[Exercise input — start]
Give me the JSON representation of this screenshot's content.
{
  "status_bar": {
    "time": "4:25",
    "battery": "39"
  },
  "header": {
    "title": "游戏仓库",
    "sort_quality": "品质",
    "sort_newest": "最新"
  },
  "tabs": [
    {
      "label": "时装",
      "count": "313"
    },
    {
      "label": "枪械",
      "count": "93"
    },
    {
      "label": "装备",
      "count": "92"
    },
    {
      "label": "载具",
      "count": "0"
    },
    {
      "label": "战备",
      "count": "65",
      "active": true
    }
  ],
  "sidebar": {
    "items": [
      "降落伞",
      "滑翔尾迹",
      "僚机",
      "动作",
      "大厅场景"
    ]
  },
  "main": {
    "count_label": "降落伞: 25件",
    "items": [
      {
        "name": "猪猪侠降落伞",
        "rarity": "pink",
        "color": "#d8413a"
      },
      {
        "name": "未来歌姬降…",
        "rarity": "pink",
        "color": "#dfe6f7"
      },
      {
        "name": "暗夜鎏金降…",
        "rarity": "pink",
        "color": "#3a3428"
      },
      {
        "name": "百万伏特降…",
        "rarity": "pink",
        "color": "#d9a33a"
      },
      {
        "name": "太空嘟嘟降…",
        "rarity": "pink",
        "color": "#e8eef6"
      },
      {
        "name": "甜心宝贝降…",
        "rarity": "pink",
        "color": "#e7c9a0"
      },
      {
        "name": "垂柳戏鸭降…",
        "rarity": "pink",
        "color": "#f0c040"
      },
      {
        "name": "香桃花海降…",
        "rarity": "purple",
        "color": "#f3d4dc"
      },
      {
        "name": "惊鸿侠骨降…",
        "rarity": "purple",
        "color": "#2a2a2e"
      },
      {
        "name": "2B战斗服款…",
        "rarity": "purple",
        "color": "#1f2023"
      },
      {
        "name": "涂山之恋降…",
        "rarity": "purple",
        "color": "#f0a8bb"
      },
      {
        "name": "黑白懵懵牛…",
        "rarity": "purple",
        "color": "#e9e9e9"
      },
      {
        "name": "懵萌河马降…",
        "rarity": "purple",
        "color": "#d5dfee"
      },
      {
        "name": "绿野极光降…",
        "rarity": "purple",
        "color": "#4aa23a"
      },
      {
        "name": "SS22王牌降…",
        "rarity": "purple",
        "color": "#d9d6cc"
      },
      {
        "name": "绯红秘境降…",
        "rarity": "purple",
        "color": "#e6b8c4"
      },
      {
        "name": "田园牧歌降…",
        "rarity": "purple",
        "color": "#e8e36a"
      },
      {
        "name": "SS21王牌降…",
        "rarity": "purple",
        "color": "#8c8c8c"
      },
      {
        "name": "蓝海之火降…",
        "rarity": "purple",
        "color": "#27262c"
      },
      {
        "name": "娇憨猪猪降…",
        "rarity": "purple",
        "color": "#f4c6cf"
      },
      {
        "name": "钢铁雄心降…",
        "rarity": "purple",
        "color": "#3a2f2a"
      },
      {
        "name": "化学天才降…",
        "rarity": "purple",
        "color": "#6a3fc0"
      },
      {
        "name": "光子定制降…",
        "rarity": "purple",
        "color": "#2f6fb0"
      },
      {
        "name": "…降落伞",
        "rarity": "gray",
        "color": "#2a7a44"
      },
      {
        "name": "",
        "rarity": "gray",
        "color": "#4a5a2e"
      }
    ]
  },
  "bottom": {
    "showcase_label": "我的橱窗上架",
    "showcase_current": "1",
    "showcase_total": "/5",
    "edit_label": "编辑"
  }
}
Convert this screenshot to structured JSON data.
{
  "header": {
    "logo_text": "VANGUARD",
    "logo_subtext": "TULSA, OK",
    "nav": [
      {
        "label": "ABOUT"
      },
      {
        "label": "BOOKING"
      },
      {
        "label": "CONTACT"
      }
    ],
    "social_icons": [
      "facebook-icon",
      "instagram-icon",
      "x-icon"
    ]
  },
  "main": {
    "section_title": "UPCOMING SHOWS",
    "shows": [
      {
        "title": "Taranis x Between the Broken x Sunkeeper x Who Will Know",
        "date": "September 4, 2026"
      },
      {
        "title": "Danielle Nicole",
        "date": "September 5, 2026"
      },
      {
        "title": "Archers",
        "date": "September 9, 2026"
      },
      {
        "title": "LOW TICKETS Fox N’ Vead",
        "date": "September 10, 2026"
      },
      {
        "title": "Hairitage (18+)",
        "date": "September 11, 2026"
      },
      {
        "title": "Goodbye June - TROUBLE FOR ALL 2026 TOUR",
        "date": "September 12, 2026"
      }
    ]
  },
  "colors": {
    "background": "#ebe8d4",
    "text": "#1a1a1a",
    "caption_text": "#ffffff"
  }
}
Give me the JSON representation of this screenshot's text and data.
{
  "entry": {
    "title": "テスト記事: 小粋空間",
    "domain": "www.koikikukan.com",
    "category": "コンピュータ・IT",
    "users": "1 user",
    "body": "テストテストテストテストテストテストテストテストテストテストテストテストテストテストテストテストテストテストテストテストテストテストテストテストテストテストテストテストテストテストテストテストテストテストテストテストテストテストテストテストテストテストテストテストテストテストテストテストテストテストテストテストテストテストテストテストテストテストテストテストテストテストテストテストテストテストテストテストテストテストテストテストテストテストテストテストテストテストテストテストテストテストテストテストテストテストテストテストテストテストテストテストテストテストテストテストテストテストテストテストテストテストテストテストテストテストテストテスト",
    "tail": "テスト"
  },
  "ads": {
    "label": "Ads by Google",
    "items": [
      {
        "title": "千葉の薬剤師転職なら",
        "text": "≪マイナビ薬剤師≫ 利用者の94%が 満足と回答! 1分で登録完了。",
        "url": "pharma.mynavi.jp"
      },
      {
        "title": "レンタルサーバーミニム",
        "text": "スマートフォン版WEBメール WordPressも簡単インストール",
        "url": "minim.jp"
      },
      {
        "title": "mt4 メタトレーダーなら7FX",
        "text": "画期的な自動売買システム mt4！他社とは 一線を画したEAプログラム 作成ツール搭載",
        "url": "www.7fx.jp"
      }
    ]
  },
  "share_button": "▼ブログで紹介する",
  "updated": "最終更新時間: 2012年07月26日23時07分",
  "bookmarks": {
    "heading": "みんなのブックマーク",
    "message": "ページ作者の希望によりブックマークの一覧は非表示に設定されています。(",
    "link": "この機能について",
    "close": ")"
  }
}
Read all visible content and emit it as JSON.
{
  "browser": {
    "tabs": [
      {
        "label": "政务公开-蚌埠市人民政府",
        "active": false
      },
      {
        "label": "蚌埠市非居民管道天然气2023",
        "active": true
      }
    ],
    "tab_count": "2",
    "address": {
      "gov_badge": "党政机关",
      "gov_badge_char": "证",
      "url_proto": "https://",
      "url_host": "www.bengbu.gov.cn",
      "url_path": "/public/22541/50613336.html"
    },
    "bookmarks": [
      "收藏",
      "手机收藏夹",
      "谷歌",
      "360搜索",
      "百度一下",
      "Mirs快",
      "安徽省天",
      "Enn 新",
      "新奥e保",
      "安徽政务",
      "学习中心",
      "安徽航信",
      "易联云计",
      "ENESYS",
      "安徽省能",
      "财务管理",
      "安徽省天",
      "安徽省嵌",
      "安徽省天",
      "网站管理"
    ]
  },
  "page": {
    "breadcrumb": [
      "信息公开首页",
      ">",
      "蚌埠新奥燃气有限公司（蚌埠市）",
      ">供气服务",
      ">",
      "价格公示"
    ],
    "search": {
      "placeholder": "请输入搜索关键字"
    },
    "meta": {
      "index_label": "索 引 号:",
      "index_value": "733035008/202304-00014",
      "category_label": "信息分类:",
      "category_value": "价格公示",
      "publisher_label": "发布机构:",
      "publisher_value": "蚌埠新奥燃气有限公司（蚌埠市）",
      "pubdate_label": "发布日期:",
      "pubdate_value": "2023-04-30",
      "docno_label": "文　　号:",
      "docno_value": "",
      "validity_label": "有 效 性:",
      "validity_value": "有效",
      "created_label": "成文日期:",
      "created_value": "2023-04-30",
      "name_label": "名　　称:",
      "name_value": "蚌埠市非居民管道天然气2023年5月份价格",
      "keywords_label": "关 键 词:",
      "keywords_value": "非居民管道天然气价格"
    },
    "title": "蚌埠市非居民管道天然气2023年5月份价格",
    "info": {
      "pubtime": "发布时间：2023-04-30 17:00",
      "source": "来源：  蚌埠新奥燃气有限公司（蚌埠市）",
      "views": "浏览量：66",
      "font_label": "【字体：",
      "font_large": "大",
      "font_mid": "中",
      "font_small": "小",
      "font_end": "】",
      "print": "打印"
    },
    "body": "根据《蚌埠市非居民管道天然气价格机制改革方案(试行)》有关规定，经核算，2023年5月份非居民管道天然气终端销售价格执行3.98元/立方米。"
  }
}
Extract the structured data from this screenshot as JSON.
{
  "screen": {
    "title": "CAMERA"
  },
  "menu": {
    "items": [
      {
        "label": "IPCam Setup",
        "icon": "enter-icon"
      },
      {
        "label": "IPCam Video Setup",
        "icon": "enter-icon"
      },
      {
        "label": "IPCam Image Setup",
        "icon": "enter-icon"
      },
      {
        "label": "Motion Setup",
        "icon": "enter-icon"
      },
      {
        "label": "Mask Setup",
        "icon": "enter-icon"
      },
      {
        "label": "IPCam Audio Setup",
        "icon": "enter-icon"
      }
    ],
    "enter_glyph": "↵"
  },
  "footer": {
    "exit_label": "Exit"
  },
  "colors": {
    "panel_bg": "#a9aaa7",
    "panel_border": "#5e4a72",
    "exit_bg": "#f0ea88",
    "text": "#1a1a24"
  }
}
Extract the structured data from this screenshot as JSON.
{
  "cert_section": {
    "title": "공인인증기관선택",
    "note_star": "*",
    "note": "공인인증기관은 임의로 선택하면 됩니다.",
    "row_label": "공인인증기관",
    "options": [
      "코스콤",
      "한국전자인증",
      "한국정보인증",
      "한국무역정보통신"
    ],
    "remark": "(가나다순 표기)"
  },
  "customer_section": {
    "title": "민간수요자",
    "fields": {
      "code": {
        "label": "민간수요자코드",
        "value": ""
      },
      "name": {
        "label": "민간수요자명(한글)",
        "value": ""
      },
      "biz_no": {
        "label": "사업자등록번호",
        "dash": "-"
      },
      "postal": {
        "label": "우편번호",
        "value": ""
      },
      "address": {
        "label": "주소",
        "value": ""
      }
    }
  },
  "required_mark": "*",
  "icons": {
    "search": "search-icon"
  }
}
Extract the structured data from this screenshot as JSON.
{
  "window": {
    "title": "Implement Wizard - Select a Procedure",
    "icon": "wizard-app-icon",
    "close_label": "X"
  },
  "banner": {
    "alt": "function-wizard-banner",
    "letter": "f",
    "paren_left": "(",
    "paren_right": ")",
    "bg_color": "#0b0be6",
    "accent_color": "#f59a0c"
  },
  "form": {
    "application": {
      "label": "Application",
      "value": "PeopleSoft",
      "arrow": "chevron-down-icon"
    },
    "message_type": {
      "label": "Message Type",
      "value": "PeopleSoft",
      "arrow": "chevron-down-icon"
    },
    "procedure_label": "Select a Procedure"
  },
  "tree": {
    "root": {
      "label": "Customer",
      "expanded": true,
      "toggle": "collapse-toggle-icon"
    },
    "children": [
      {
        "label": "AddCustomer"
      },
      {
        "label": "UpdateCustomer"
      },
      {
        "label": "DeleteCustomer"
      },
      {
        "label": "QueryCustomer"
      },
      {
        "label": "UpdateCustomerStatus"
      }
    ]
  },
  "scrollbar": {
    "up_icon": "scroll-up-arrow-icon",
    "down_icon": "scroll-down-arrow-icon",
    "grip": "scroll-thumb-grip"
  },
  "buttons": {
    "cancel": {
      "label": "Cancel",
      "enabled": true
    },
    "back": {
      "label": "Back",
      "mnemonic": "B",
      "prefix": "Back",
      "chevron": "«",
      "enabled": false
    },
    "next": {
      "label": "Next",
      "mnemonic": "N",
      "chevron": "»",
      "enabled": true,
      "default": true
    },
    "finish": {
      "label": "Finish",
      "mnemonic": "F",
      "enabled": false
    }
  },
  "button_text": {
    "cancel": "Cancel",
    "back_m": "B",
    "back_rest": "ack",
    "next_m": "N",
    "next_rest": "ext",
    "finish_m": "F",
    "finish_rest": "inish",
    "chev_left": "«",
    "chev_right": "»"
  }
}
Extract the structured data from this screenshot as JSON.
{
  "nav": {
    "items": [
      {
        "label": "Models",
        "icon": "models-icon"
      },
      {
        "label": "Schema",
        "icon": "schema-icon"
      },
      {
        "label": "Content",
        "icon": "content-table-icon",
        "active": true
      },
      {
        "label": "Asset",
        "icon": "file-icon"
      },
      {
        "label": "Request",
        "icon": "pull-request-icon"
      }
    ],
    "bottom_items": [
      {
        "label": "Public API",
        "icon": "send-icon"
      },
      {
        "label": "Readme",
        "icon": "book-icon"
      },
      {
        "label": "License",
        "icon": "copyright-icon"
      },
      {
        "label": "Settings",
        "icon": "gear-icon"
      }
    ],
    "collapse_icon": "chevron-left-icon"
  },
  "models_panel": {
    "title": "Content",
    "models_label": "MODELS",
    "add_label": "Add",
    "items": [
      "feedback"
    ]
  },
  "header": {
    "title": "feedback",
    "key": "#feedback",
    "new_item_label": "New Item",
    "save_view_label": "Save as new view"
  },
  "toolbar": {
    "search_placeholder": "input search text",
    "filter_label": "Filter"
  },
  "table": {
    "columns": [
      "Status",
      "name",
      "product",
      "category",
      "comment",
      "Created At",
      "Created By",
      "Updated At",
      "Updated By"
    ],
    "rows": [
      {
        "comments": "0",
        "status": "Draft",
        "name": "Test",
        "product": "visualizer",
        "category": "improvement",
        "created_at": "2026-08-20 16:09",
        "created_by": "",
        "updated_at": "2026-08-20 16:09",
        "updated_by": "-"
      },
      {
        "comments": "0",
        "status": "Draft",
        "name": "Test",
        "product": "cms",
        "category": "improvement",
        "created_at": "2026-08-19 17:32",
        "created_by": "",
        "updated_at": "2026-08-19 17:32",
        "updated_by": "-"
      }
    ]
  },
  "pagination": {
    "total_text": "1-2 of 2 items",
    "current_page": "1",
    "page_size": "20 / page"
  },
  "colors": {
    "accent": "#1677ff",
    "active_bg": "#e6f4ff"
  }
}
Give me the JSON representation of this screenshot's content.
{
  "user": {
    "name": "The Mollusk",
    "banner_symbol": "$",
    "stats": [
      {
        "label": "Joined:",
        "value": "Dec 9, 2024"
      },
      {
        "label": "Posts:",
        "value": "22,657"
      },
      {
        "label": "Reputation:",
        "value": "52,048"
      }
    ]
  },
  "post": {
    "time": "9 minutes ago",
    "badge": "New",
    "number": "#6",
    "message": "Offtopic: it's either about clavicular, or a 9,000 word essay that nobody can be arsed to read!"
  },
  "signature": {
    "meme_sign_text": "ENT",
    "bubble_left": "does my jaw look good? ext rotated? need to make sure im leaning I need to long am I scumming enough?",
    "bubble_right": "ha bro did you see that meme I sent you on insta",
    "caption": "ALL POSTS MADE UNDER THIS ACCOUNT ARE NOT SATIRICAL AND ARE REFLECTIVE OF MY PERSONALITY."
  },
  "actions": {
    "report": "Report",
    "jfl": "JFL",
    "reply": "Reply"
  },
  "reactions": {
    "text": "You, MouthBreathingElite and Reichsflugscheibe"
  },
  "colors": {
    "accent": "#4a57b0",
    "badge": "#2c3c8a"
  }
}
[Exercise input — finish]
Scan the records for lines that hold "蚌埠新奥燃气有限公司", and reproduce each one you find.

- Written response
      "蚌埠新奥燃气有限公司（蚌埠市）",
      "publisher_value": "蚌埠新奥燃气有限公司（蚌埠市）",
      "source": "来源：  蚌埠新奥燃气有限公司（蚌埠市）",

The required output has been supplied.